» **Exercise**
Nothing may be dropped or added when the entries below are copied.
______
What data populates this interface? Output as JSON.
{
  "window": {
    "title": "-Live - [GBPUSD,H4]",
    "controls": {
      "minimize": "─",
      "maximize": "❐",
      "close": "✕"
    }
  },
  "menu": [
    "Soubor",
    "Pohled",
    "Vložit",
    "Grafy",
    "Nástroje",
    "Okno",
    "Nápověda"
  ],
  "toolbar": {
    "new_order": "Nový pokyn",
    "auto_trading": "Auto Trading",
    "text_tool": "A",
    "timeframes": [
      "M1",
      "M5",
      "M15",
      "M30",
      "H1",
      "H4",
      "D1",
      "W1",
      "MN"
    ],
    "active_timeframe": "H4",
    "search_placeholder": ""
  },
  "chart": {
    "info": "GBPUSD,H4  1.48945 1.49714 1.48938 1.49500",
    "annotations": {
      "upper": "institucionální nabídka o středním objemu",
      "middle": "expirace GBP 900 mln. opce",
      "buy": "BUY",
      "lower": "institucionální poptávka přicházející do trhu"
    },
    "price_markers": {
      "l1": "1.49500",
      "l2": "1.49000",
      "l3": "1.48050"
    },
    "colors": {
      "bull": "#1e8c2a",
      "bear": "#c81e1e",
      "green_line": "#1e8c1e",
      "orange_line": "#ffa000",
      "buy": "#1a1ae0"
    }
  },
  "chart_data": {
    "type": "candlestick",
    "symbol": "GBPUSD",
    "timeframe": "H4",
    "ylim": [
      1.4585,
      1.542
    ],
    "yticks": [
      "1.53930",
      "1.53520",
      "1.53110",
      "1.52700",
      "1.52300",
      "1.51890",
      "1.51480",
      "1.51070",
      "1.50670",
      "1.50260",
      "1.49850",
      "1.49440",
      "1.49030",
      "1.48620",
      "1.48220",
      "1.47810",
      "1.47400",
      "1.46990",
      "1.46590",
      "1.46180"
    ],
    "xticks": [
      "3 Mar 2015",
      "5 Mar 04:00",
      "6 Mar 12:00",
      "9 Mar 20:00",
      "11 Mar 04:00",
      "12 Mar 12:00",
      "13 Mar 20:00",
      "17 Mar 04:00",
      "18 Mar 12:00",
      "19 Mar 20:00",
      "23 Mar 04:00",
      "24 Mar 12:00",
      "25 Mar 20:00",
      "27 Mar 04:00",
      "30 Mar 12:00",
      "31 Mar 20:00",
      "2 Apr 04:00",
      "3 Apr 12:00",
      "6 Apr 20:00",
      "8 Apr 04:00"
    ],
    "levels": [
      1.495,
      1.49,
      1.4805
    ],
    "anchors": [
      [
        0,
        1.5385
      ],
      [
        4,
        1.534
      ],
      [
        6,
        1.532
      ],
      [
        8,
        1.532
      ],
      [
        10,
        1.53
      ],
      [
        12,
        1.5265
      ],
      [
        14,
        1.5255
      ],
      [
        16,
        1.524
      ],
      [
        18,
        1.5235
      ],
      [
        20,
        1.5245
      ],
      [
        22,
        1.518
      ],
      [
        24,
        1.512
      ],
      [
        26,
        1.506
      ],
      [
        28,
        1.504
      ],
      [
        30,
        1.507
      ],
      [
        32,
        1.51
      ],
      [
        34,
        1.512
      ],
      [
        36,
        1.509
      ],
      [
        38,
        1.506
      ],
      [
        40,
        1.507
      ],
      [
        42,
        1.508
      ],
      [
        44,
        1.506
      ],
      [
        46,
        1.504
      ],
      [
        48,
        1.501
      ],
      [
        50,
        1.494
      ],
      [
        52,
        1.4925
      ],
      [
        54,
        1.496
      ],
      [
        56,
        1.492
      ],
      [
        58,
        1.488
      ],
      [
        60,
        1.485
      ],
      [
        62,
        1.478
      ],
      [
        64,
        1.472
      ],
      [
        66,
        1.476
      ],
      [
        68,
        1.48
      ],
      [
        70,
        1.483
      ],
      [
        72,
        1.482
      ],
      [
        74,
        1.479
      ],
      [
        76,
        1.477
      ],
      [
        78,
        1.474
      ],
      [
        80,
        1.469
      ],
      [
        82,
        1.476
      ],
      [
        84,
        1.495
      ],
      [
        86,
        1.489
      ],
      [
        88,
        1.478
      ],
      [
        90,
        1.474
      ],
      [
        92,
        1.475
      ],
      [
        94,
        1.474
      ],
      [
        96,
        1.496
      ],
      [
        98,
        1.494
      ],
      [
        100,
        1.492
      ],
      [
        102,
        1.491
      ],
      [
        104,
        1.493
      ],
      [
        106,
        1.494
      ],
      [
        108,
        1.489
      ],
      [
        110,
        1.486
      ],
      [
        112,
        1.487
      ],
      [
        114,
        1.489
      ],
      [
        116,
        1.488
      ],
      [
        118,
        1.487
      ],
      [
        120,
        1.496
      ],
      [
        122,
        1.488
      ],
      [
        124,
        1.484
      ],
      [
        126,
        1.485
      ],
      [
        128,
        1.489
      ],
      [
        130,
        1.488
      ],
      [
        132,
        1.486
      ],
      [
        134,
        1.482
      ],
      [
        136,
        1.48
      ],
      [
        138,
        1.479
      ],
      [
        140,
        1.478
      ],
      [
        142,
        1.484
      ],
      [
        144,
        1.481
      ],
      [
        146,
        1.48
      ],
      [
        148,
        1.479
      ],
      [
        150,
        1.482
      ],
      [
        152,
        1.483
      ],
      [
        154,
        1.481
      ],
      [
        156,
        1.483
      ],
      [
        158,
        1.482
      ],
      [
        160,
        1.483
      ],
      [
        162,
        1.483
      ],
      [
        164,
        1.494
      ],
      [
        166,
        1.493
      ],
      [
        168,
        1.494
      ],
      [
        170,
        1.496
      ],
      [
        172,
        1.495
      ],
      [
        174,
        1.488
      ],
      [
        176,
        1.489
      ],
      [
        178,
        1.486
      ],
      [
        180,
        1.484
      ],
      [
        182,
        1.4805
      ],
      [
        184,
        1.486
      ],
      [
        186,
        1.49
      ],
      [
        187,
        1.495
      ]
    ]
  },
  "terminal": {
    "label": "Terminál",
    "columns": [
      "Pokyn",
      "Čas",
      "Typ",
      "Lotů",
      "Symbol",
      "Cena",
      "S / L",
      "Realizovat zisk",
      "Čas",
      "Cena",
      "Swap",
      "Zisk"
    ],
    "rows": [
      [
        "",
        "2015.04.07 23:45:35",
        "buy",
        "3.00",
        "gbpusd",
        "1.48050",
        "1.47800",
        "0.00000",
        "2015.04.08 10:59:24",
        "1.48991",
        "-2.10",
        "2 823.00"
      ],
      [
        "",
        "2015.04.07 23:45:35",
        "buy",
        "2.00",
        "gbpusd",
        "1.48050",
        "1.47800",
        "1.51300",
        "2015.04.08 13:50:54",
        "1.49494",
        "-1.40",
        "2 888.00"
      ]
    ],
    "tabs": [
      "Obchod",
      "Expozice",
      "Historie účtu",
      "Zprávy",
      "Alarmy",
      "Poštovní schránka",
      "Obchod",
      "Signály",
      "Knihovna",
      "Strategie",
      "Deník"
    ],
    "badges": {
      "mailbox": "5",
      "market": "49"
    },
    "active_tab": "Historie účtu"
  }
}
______
» **Answer below**
What data populates this interface? Output as JSON.
{
  "window": {
    "title": "-Live - [GBPUSD,H4]",
    "controls": {
      "minimize": "─",
      "maximize": "❐",
      "close": "✕"
    }
  },
  "menu": [
    "Soubor",
    "Pohled",
    "Vložit",
    "Grafy",
    "Nástroje",
    "Okno",
    "Nápověda"
  ],
  "toolbar": {
    "new_order": "Nový pokyn",
    "auto_trading": "Auto Trading",
    "text_tool": "A",
    "timeframes": [
      "M1",
      "M5",
      "M15",
      "M30",
      "H1",
      "H4",
      "D1",
      "W1",
      "MN"
    ],
    "active_timeframe": "H4",
    "search_placeholder": ""
  },
  "chart": {
    "info": "GBPUSD,H4  1.48945 1.49714 1.48938 1.49500",
    "annotations": {
      "upper": "institucionální nabídka o středním objemu",
      "middle": "expirace GBP 900 mln. opce",
      "buy": "BUY",
      "lower": "institucionální poptávka přicházející do trhu"
    },
    "price_markers": {
      "l1": "1.49500",
      "l2": "1.49000",
      "l3": "1.48050"
    },
    "colors": {
      "bull": "#1e8c2a",
      "bear": "#c81e1e",
      "green_line": "#1e8c1e",
      "orange_line": "#ffa000",
      "buy": "#1a1ae0"
    }
  },
  "chart_data": {
    "type": "candlestick",
    "symbol": "GBPUSD",
    "timeframe": "H4",
    "ylim": [
      1.4585,
      1.542
    ],
    "yticks": [
      "1.53930",
      "1.53520",
      "1.53110",
      "1.52700",
      "1.52300",
      "1.51890",
      "1.51480",
      "1.51070",
      "1.50670",
      "1.50260",
      "1.49850",
      "1.49440",
      "1.49030",
      "1.48620",
      "1.48220",
      "1.47810",
      "1.47400",
      "1.46990",
      "1.46590",
      "1.46180"
    ],
    "xticks": [
      "3 Mar 2015",
      "5 Mar 04:00",
      "6 Mar 12:00",
      "9 Mar 20:00",
      "11 Mar 04:00",
      "12 Mar 12:00",
      "13 Mar 20:00",
      "17 Mar 04:00",
      "18 Mar 12:00",
      "19 Mar 20:00",
      "23 Mar 04:00",
      "24 Mar 12:00",
      "25 Mar 20:00",
      "27 Mar 04:00",
      "30 Mar 12:00",
      "31 Mar 20:00",
      "2 Apr 04:00",
      "3 Apr 12:00",
      "6 Apr 20:00",
      "8 Apr 04:00"
    ],
    "levels": [
      1.495,
      1.49,
      1.4805
    ],
    "anchors": [
      [
        0,
        1.5385
      ],
      [
        4,
        1.534
      ],
      [
        6,
        1.532
      ],
      [
        8,
        1.532
      ],
      [
        10,
        1.53
      ],
      [
        12,
        1.5265
      ],
      [
        14,
        1.5255
      ],
      [
        16,
        1.524
      ],
      [
        18,
        1.5235
      ],
      [
        20,
        1.5245
      ],
      [
        22,
        1.518
      ],
      [
        24,
        1.512
      ],
      [
        26,
        1.506
      ],
      [
        28,
        1.504
      ],
      [
        30,
        1.507
      ],
      [
        32,
        1.51
      ],
      [
        34,
        1.512
      ],
      [
        36,
        1.509
      ],
      [
        38,
        1.506
      ],
      [
        40,
        1.507
      ],
      [
        42,
        1.508
      ],
      [
        44,
        1.506
      ],
      [
        46,
        1.504
      ],
      [
        48,
        1.501
      ],
      [
        50,
        1.494
      ],
      [
        52,
        1.4925
      ],
      [
        54,
        1.496
      ],
      [
        56,
        1.492
      ],
      [
        58,
        1.488
      ],
      [
        60,
        1.485
      ],
      [
        62,
        1.478
      ],
      [
        64,
        1.472
      ],
      [
        66,
        1.476
      ],
      [
        68,
        1.48
      ],
      [
        70,
        1.483
      ],
      [
        72,
        1.482
      ],
      [
        74,
        1.479
      ],
      [
        76,
        1.477
      ],
      [
        78,
        1.474
      ],
      [
        80,
        1.469
      ],
      [
        82,
        1.476
      ],
      [
        84,
        1.495
      ],
      [
        86,
        1.489
      ],
      [
        88,
        1.478
      ],
      [
        90,
        1.474
      ],
      [
        92,
        1.475
      ],
      [
        94,
        1.474
      ],
      [
        96,
        1.496
      ],
      [
        98,
        1.494
      ],
      [
        100,
        1.492
      ],
      [
        102,
        1.491
      ],
      [
        104,
        1.493
      ],
      [
        106,
        1.494
      ],
      [
        108,
        1.489
      ],
      [
        110,
        1.486
      ],
      [
        112,
        1.487
      ],
      [
        114,
        1.489
      ],
      [
        116,
        1.488
      ],
      [
        118,
        1.487
      ],
      [
        120,
        1.496
      ],
      [
        122,
        1.488
      ],
      [
        124,
        1.484
      ],
      [
        126,
        1.485
      ],
      [
        128,
        1.489
      ],
      [
        130,
        1.488
      ],
      [
        132,
        1.486
      ],
      [
        134,
        1.482
      ],
      [
        136,
        1.48
      ],
      [
        138,
        1.479
      ],
      [
        140,
        1.478
      ],
      [
        142,
        1.484
      ],
      [
        144,
        1.481
      ],
      [
        146,
        1.48
      ],
      [
        148,
        1.479
      ],
      [
        150,
        1.482
      ],
      [
        152,
        1.483
      ],
      [
        154,
        1.481
      ],
      [
        156,
        1.483
      ],
      [
        158,
        1.482
      ],
      [
        160,
        1.483
      ],
      [
        162,
        1.483
      ],
      [
        164,
        1.494
      ],
      [
        166,
        1.493
      ],
      [
        168,
        1.494
      ],
      [
        170,
        1.496
      ],
      [
        172,
        1.495
      ],
      [
        174,
        1.488
      ],
      [
        176,
        1.489
      ],
      [
        178,
        1.486
      ],
      [
        180,
        1.484
      ],
      [
        182,
        1.4805
      ],
      [
        184,
        1.486
      ],
      [
        186,
        1.49
      ],
      [
        187,
        1.495
      ]
    ]
  },
  "terminal": {
    "label": "Terminál",
    "columns": [
      "Pokyn",
      "Čas",
      "Typ",
      "Lotů",
      "Symbol",
      "Cena",
      "S / L",
      "Realizovat zisk",
      "Čas",
      "Cena",
      "Swap",
      "Zisk"
    ],
    "rows": [
      [
        "",
        "2015.04.07 23:45:35",
        "buy",
        "3.00",
        "gbpusd",
        "1.48050",
        "1.47800",
        "0.00000",
        "2015.04.08 10:59:24",
        "1.48991",
        "-2.10",
        "2 823.00"
      ],
      [
        "",
        "2015.04.07 23:45:35",
        "buy",
        "2.00",
        "gbpusd",
        "1.48050",
        "1.47800",
        "1.51300",
        "2015.04.08 13:50:54",
        "1.49494",
        "-1.40",
        "2 888.00"
      ]
    ],
    "tabs": [
      "Obchod",
      "Expozice",
      "Historie účtu",
      "Zprávy",
      "Alarmy",
      "Poštovní schránka",
      "Obchod",
      "Signály",
      "Knihovna",
      "Strategie",
      "Deník"
    ],
    "badges": {
      "mailbox": "5",
      "market": "49"
    },
    "active_tab": "Historie účtu"
  }
}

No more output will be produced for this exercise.